The bandages will be removed a week or two after surgery during your first postoperative visit. Your drains will most likely be removed at that time as well. If your nipples were replaced as grafts, the dressings also will be removed from them. You will generally need to apply antibacterial ointment to the nipple grafts twice a day for two to three weeks after this visit to help them heal more completely.
You may experience random, shooting pains for a few months after your surgery. You can expect some loss of feeling in your nipples and chest wall skin. This usually improves over the next six months or so, but sensation may never be normal.
Although you may be up and about in a day or two, your chest wall may still ache occasionally for a couple of weeks. You should avoid lifting or pushing anything heavy for three or four weeks.
Your surgeon will give you detailed instructions for resuming your normal activities. Most people can return to work (if it’s not too strenuous) and social activities in a week or two. It may take longer to get back to more physical occupations and activities.
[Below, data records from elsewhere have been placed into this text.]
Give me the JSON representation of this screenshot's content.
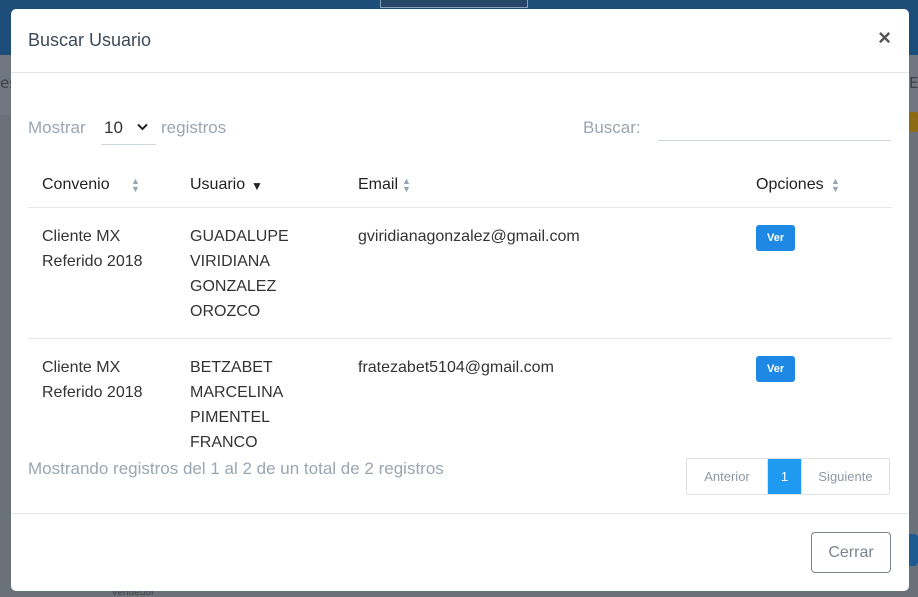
{
  "background": {
    "left_fragment": "es",
    "right_fragment": "E",
    "footer_fragment": "vendedor"
  },
  "modal": {
    "title": "Buscar Usuario",
    "close_glyph": "×"
  },
  "controls": {
    "length_prefix": "Mostrar",
    "length_value": "10",
    "length_suffix": "registros",
    "search_label": "Buscar:",
    "search_value": ""
  },
  "table": {
    "columns": [
      "Convenio",
      "Usuario",
      "Email",
      "Opciones"
    ],
    "rows": [
      {
        "convenio": [
          "Cliente MX",
          "Referido 2018"
        ],
        "usuario": [
          "GUADALUPE",
          "VIRIDIANA",
          "GONZALEZ",
          "OROZCO"
        ],
        "email": "gviridianagonzalez@gmail.com",
        "action": "Ver"
      },
      {
        "convenio": [
          "Cliente MX",
          "Referido 2018"
        ],
        "usuario": [
          "BETZABET",
          "MARCELINA",
          "PIMENTEL FRANCO"
        ],
        "email": "fratezabet5104@gmail.com",
        "action": "Ver"
      }
    ]
  },
  "info_text": "Mostrando registros del 1 al 2 de un total de 2 registros",
  "pagination": {
    "previous": "Anterior",
    "current": "1",
    "next": "Siguiente"
  },
  "footer": {
    "close_label": "Cerrar"
  },
  "colors": {
    "primary_button": "#1e88e5",
    "active_page": "#1e9bf0",
    "header_bar": "#1d4e7a"
  }
}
A small amount of fluid draining from your surgical wound or some crusting in the early postoperative period is normal. If you have any unusual symptoms, such as bleeding or severe pain, don’t hesitate to call your doctor.
Although much of the swelling and bruising will disappear in the first few weeks, it may be six months to a year before your chest wall settles into its new shape. Even then, the shape will fluctuate in response to weight changes.
Your surgeon will make every effort to make your scars as inconspicuous as possible. Still, it’s important to remember that male chest reconstruction scars are extensive and permanent. They often remain lumpy and red for months, and then gradually become less obvious.
Of all gender affirming procedures, male chest reconstruction results in the quickest body-image changes. Like all gender affirming treatment, the goal is to treat gender dysphoria and improve overall quality of life.
However, as much as you may have desired these changes, you’ll need time to adjust to your new image—as will your family and friends. Be patient with yourself, and with them. Keep in mind why you had this surgery and chances are that, like most transmasculine people, you’ll be pleased with the results.